The representation of the American South in “Gone with the Wind” by Margaret Mitchell
Margaret Mitchell's "Gone with the Wind" is a sweeping epic that is set against the backdrop of the American Civil War and the Reconstruction Era that followed. The novel provides a vivid portrayal of the American South, its culture, and its people during this tumultuous period of history. Mitchell's masterful use of artistic details and images creates a rich and complex picture of the South, one that is both romanticized and deeply flawed.
The novel is narrated from the perspective of Scarlett O'Hara, a strong-willed and determined young woman who comes of age during the Civil War. Scarlett's experiences are representative of the white Southern experience during this time period, and through her eyes, we see a South that is deeply divided, both socially and politically.
One of the key elements of Mitchell's portrayal of the South is her depiction of the plantation system. Scarlett's family, the O'Haras, own a plantation called Tara, which is described in vivid detail throughout the novel. The plantation is presented as a place of beauty and abundance, with its fields of cotton and its stately white-columned house. However, Mitchell also depicts the harsh realities of plantation life, including the brutal treatment of enslaved people and the economic dependence on the labor they provide.
Another important aspect of Mitchell's portrayal of the South is her depiction of the social hierarchy that existed during this time period. The novel portrays a world in which white people of different social classes are deeply divided, and in which status and prestige are determined by one's family name and wealth. The character of Rhett Butler, a wealthy and well-connected outsider, serves as a foil to the other characters in the novel, highlighting the absurdity and injustice of the Southern social system.
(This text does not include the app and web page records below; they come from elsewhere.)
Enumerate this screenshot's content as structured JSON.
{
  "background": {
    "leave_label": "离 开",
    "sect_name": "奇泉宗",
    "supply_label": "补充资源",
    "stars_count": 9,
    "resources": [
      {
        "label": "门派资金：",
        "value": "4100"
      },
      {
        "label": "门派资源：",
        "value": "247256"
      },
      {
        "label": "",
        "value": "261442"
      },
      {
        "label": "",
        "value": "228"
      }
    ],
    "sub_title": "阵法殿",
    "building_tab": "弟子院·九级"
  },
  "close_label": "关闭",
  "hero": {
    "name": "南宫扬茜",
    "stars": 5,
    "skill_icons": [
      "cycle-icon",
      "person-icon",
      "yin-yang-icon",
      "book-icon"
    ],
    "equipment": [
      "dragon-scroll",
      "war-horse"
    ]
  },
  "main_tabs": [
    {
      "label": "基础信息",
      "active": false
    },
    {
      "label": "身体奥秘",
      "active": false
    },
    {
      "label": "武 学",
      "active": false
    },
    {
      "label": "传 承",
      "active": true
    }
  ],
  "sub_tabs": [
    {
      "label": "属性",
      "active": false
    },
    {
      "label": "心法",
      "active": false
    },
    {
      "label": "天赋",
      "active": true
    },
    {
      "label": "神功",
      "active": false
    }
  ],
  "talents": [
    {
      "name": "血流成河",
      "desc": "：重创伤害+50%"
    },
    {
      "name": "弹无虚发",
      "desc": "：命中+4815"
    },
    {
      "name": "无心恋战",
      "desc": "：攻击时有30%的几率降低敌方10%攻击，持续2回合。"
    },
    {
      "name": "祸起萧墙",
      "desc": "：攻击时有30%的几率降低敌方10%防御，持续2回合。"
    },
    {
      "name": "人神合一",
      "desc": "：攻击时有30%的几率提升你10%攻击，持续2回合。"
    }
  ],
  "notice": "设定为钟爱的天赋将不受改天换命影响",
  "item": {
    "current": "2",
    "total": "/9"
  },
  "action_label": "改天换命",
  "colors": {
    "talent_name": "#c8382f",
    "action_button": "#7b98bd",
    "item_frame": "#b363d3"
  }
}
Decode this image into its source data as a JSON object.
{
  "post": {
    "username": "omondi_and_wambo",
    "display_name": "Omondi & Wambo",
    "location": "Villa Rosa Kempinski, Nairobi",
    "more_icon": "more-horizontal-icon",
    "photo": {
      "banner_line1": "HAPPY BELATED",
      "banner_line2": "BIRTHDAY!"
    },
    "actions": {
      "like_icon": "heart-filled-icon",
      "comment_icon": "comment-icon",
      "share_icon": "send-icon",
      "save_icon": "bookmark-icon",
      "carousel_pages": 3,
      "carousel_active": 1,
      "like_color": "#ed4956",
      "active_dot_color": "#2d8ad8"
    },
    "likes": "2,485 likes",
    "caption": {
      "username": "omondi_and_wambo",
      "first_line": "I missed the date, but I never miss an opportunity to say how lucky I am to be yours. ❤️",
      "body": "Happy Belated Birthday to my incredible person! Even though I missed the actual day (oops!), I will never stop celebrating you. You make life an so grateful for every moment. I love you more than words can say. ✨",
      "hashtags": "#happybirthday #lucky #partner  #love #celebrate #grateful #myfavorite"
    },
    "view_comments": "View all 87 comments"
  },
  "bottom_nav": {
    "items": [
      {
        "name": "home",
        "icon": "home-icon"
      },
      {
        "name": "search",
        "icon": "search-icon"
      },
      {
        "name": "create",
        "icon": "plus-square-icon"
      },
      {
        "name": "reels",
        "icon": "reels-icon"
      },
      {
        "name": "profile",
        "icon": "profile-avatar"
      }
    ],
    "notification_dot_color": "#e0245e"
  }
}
Mitchell's use of artistic details and images is particularly effective in her depiction of the war itself. The battle scenes are described in vivid detail, with Mitchell providing a visceral sense of the chaos and violence that defined the conflict. However, Mitchell also portrays the war as a time of romanticized heroism and chivalry, particularly through the character of Ashley Wilkes, who serves as a representation of the traditional Southern gentleman.
Despite the novel's many strengths, it has been criticized for its portrayal of race and the role of African Americans in the South during this time period. While the novel acknowledges the existence of slavery and the brutality of the system, it also romanticizes the plantation lifestyle and presents a nostalgic view of the "Lost Cause" of the Confederacy.
In conclusion, "Gone with the Wind" is a deeply flawed but still powerful depiction of the American South during the Civil War and Reconstruction Era. Mitchell's use of artistic details and images creates a rich and complex portrayal of the South, one that is both romanticized and deeply flawed. While the novel has been rightly criticized for its portrayal of race, it remains an important work of literature that captures the spirit of a tumultuous period of American history.